He still impacts the game with his athleticism as sort of a poor man's Wade, playing passing lanes when opportunities strike and surprising bigger players with his shot-blocking, but now it's done in the confines of one of the league's most disciplined defenses. Additionally, few are better switching on to smaller players, and Wallace's versatility defending 2s, 3s and 4s gives Brown a lot of leeway in matchups.
Wallace's plus-minus isn't great, but partly that's because of how the Bobcats play: All of Charlotte's starters have unimpressive plus-minus numbers, but as a group they play the vast majority of the minutes for the league's top-ranked club in defensive efficiency.
9. Chicago Needs A Scorer

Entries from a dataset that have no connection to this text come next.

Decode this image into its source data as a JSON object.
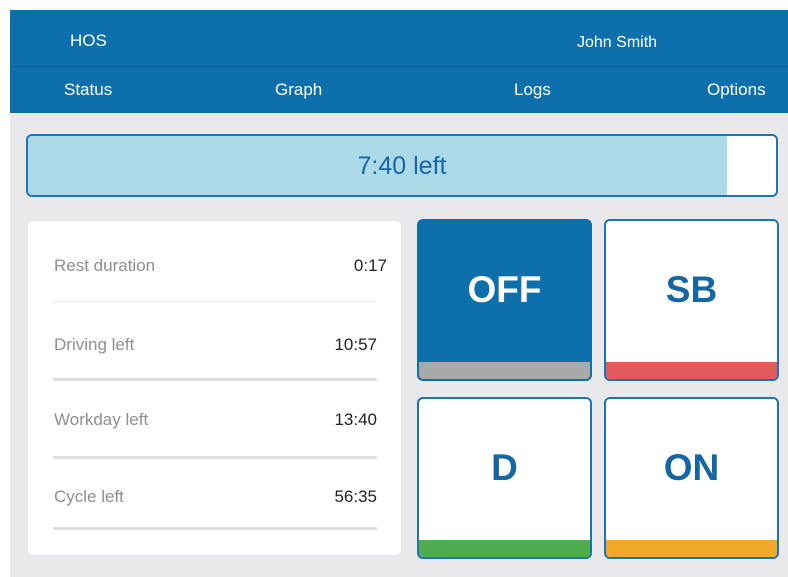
{
  "header": {
    "app_title": "HOS",
    "user_name": "John Smith",
    "tabs": [
      {
        "label": "Status"
      },
      {
        "label": "Graph"
      },
      {
        "label": "Logs"
      },
      {
        "label": "Options"
      }
    ]
  },
  "time_left": {
    "label": "7:40 left",
    "fill_fraction": 0.934
  },
  "stats": [
    {
      "label": "Rest duration",
      "value": "0:17"
    },
    {
      "label": "Driving left",
      "value": "10:57"
    },
    {
      "label": "Workday left",
      "value": "13:40"
    },
    {
      "label": "Cycle left",
      "value": "56:35"
    }
  ],
  "status_buttons": [
    {
      "label": "OFF",
      "color": "#a9a9a9",
      "active": true
    },
    {
      "label": "SB",
      "color": "#e15a59",
      "active": false
    },
    {
      "label": "D",
      "color": "#4eae4d",
      "active": false
    },
    {
      "label": "ON",
      "color": "#f0a928",
      "active": false
    }
  ],
  "colors": {
    "header": "#0d6fab",
    "accent_text": "#1566a3",
    "progress_fill": "#acd9e8"
  }
}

When the Chicago Bulls start recruiting all the prized free agents this summer, they should just throw in a tape of the their awful 79-74 loss to the Milwaukee Bucks on Tuesday night with the following message: "We need you badly."
After a first quarter in which the Bulls scored 27 points, coach Vinny Del Negro's group managed just 47 (24 in the second and third quarters combined) for the rest of the game. The offensive execution was terrible. The Bucks forced Derrick Rose into six turnovers and continually flustered him all night. With Rose struggling just to find an open look, the Bulls simply didn't know where else to turn when the game came down to the wire.
They didn't have an answer.
"The bottom line is that they made plays down the stretch, they made some shots," Del Negro said. "We didn't. You're not going to beat many teams scoring 74 points it was not a solid 48 minutes for us."
There's no denying the Bulls blew a golden opportunity. The Toronto Raptors, the team they trail by one game for the final playoff spot in the East, had already lost. With a win, the Bulls would have controlled their own destiny, considering that they play the Raptors on Sunday.